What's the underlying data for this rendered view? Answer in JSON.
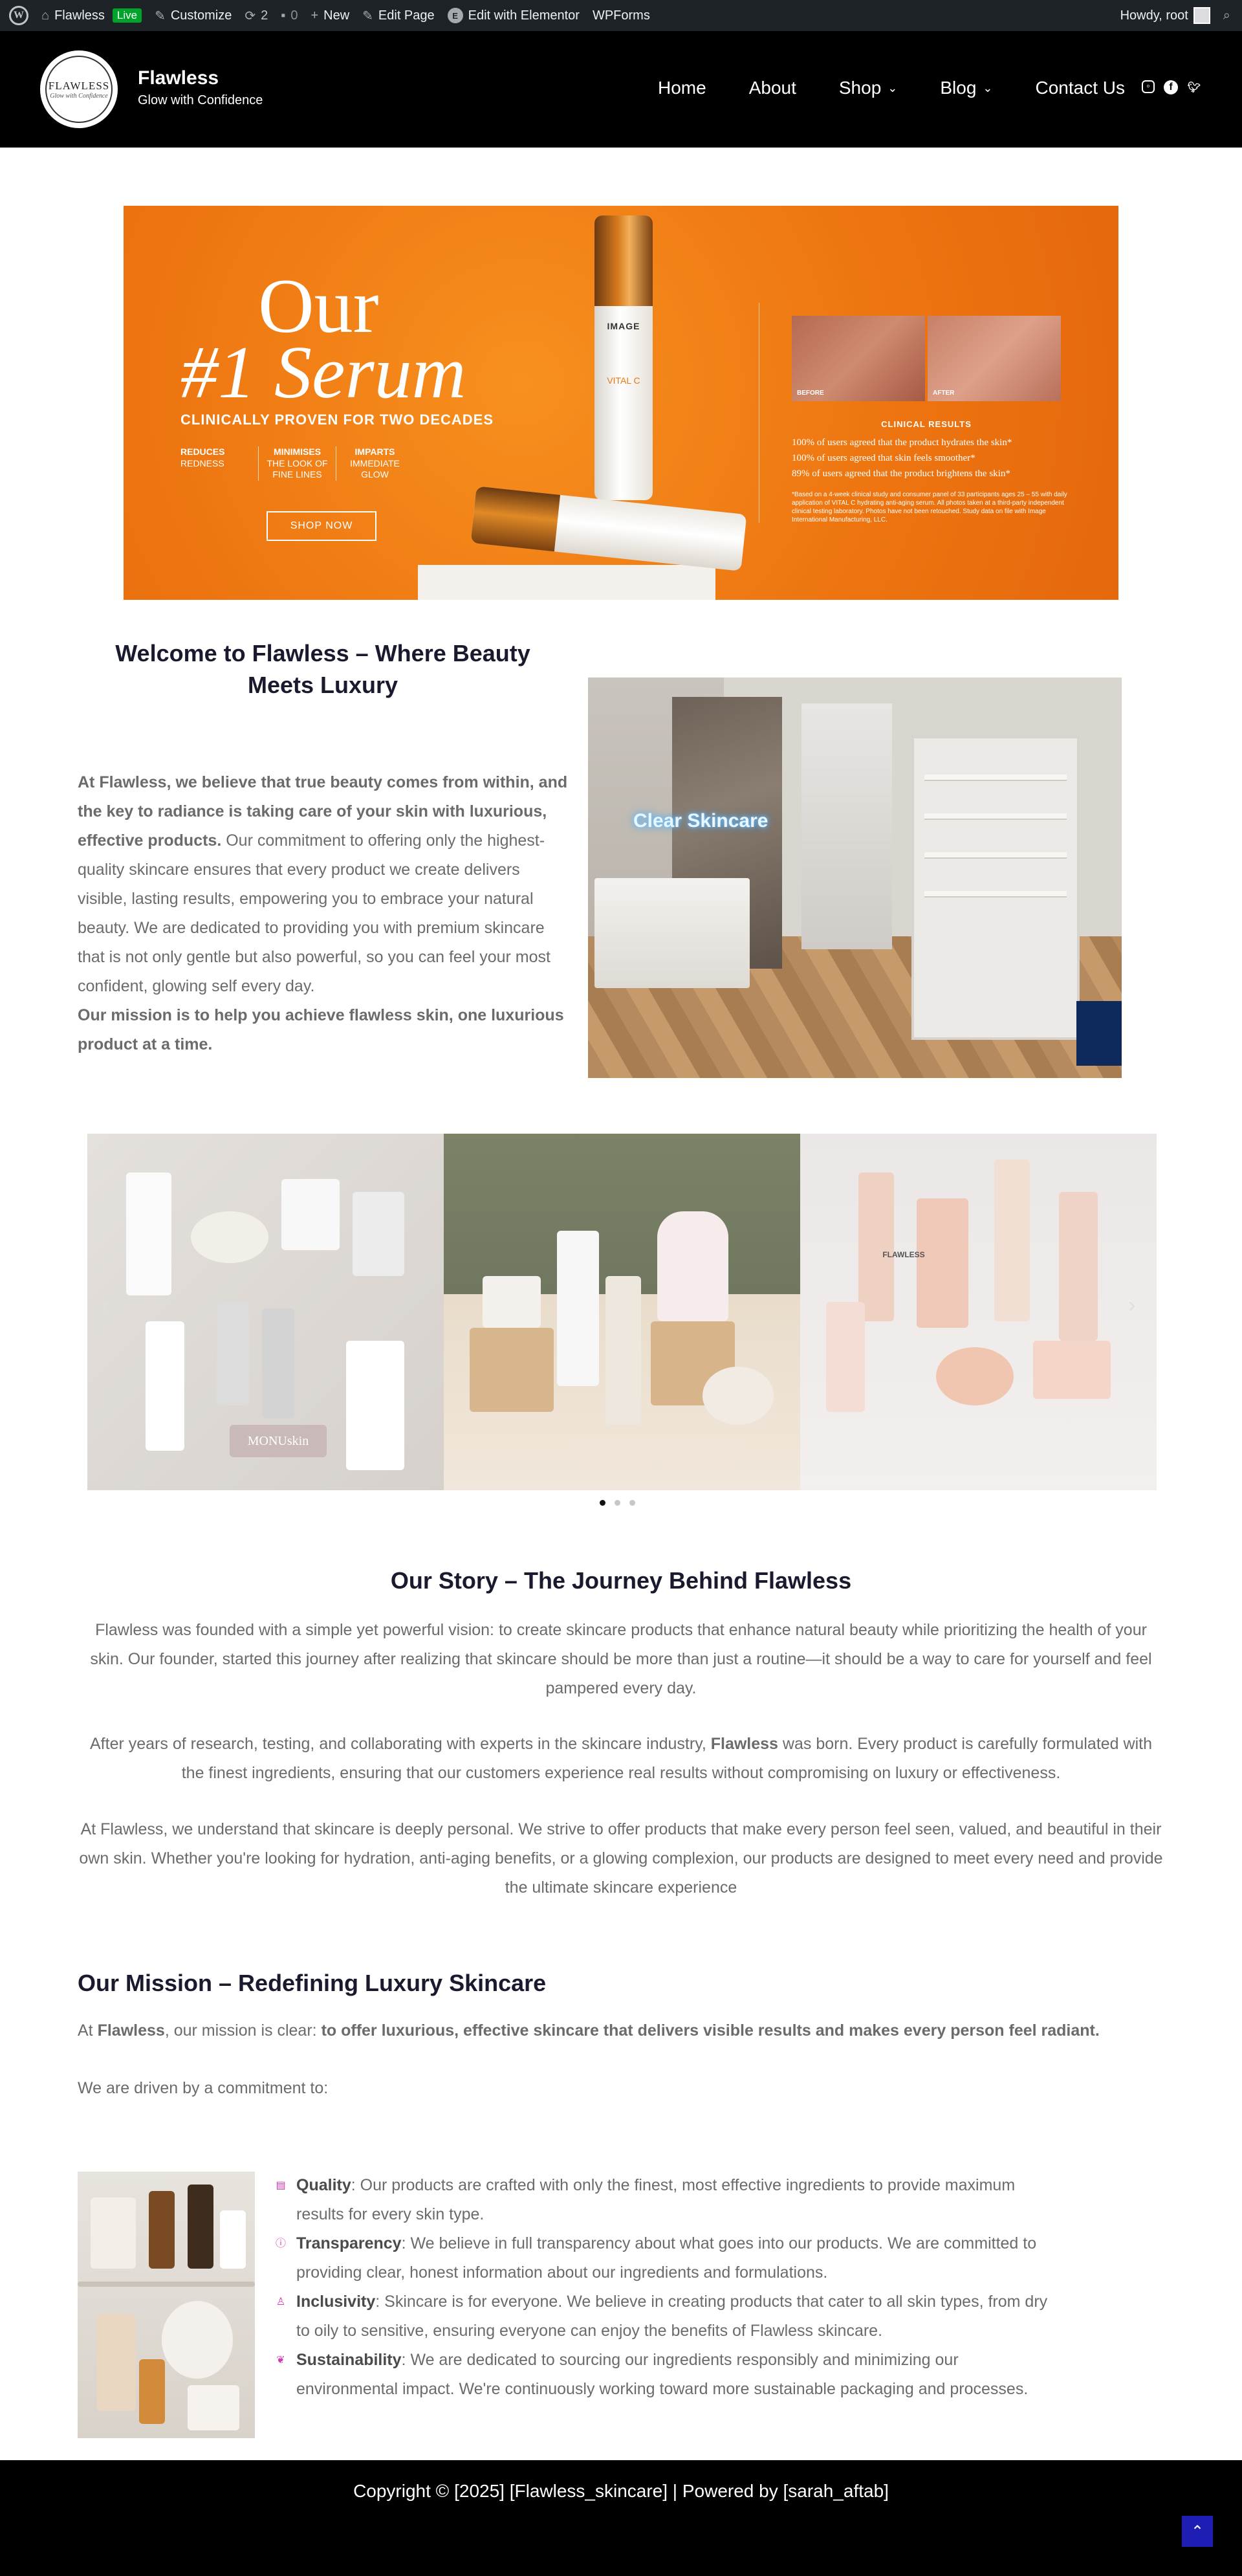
{
  "admin_bar": {
    "site_name": "Flawless",
    "live_badge": "Live",
    "customize": "Customize",
    "revisions_count": "2",
    "comments_count": "0",
    "new": "New",
    "edit_page": "Edit Page",
    "edit_elementor": "Edit with Elementor",
    "wpforms": "WPForms",
    "howdy": "Howdy, root"
  },
  "header": {
    "logo_text": "FLAWLESS",
    "logo_sub": "Glow with Confidence",
    "site_title": "Flawless",
    "tagline": "Glow with Confidence",
    "nav": [
      "Home",
      "About",
      "Shop",
      "Blog",
      "Contact Us"
    ]
  },
  "hero": {
    "title_line1": "Our",
    "title_line2": "#1 Serum",
    "subtitle": "CLINICALLY PROVEN FOR TWO DECADES",
    "benefits": [
      {
        "head": "REDUCES",
        "body": "REDNESS"
      },
      {
        "head": "MINIMISES",
        "body": "THE LOOK OF FINE LINES"
      },
      {
        "head": "IMPARTS",
        "body": "IMMEDIATE GLOW"
      }
    ],
    "button": "SHOP NOW",
    "bottle_brand": "IMAGE",
    "bottle_product": "VITAL C",
    "before_label": "BEFORE",
    "after_label": "AFTER",
    "clinical_title": "CLINICAL RESULTS",
    "clinical_lines": [
      "100% of users agreed that the product hydrates the skin*",
      "100% of users agreed that skin feels smoother*",
      "89% of users agreed that the product brightens the skin*"
    ],
    "clinical_note": "*Based on a 4-week clinical study and consumer panel of 33 participants ages 25 – 55 with daily application of VITAL C hydrating anti-aging serum. All photos taken at a third-party independent clinical testing laboratory. Photos have not been retouched. Study data on file with Image International Manufacturing, LLC."
  },
  "welcome": {
    "title": "Welcome to Flawless – Where Beauty Meets Luxury",
    "intro_bold": "At Flawless, we believe that true beauty comes from within, and the key to radiance is taking care of your skin with luxurious, effective products.",
    "body": " Our commitment to offering only the highest-quality skincare ensures that every product we create delivers visible, lasting results, empowering you to embrace your natural beauty. We are dedicated to providing you with premium skincare that is not only gentle but also powerful, so you can feel your most confident, glowing self every day.",
    "mission_bold": "Our mission is to help you achieve flawless skin, one luxurious product at a time.",
    "neon_sign": "Clear Skincare"
  },
  "carousel": {
    "brand_text_1": "MONUskin",
    "brand_text_3": "FLAWLESS"
  },
  "story": {
    "title": "Our Story – The Journey Behind Flawless",
    "p1": "Flawless was founded with a simple yet powerful vision: to create skincare products that enhance natural beauty while prioritizing the health of your skin. Our founder, started this journey after realizing that skincare should be more than just a routine—it should be a way to care for yourself and feel pampered every day.",
    "p2_before": "After years of research, testing, and collaborating with experts in the skincare industry, ",
    "p2_bold": "Flawless",
    "p2_after": " was born. Every product is carefully formulated with the finest ingredients, ensuring that our customers experience real results without compromising on luxury or effectiveness.",
    "p3": "At Flawless, we understand that skincare is deeply personal. We strive to offer products that make every person feel seen, valued, and beautiful in their own skin. Whether you're looking for hydration, anti-aging benefits, or a glowing complexion, our products are designed to meet every need and provide the ultimate skincare experience"
  },
  "mission": {
    "title": "Our Mission – Redefining Luxury Skincare",
    "intro_at": "At ",
    "intro_brand": "Flawless",
    "intro_mid": ", our mission is clear: ",
    "intro_bold": "to offer luxurious, effective skincare that delivers visible results and makes every person feel radiant.",
    "driven": "We are driven by a commitment to:",
    "values": [
      {
        "name": "Quality",
        "text": ": Our products are crafted with only the finest, most effective ingredients to provide maximum results for every skin type."
      },
      {
        "name": "Transparency",
        "text": ": We believe in full transparency about what goes into our products. We are committed to providing clear, honest information about our ingredients and formulations."
      },
      {
        "name": "Inclusivity",
        "text": ": Skincare is for everyone. We believe in creating products that cater to all skin types, from dry to oily to sensitive, ensuring everyone can enjoy the benefits of Flawless skincare."
      },
      {
        "name": "Sustainability",
        "text": ": We are dedicated to sourcing our ingredients responsibly and minimizing our environmental impact. We're continuously working toward more sustainable packaging and processes."
      }
    ]
  },
  "footer": {
    "copyright": "Copyright © [2025] [Flawless_skincare] | Powered by [sarah_aftab]"
  },
  "colors": {
    "admin_bar": "#1d2327",
    "header_bg": "#000000",
    "hero_orange": "#ee7611",
    "heading": "#1a1a2e",
    "body_text": "#6b6b6b",
    "icon_accent": "#d03ab0",
    "scroll_top": "#1e1eb4"
  }
}
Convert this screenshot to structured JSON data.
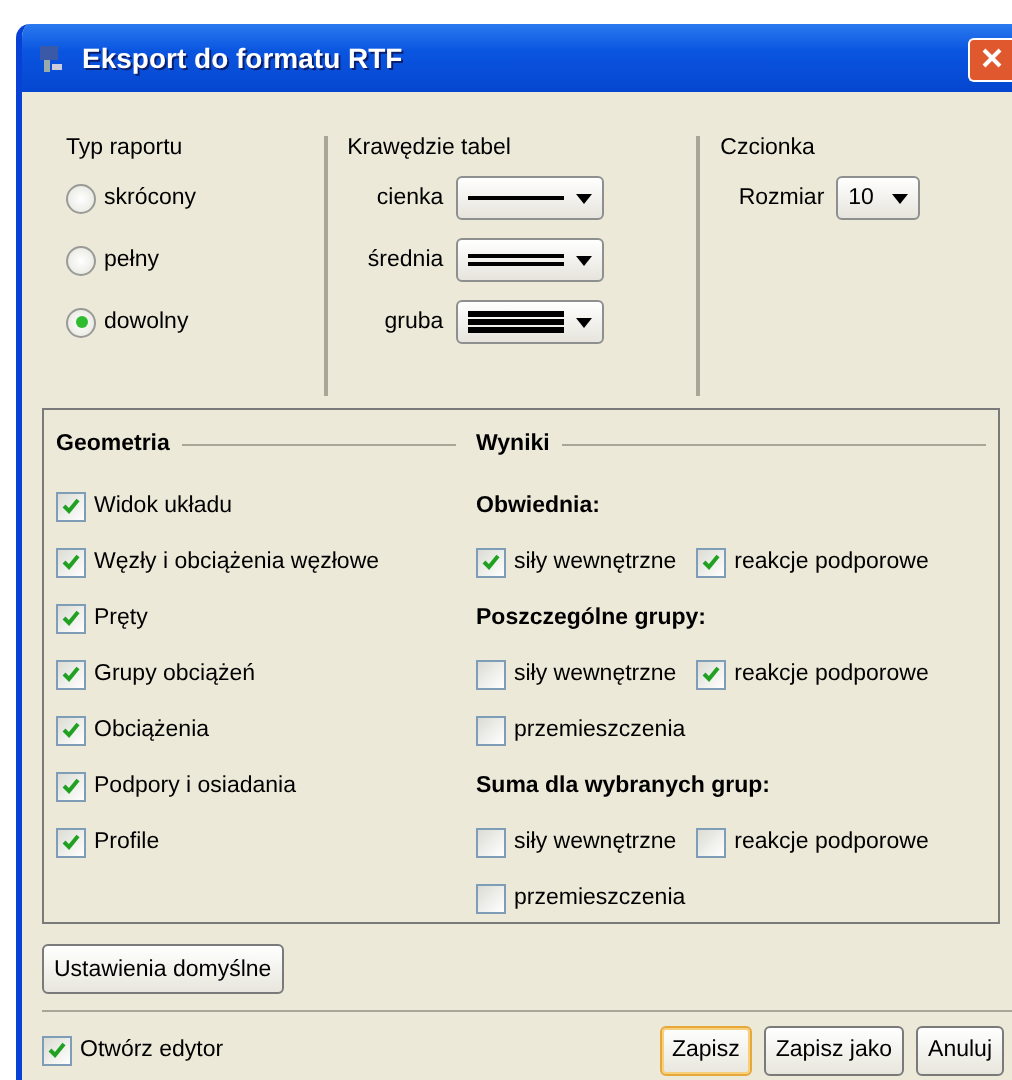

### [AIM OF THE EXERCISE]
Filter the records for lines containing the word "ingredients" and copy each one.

### [ANSWER SECTION]
    "p2_after": " was born. Every product is carefully formulated with the finest ingredients, ensuring that our customers experience real results without compromising on luxury or effectiveness.",
        "text": ": Our products are crafted with only the finest, most effective ingredients to provide maximum results for every skin type."
        "text": ": We believe in full transparency about what goes into our products. We are committed to providing clear, honest information about our ingredients and formulations."
        "text": ": We are dedicated to sourcing our ingredients responsibly and minimizing our environmental impact. We're continuously working toward more sustainable packaging and processes."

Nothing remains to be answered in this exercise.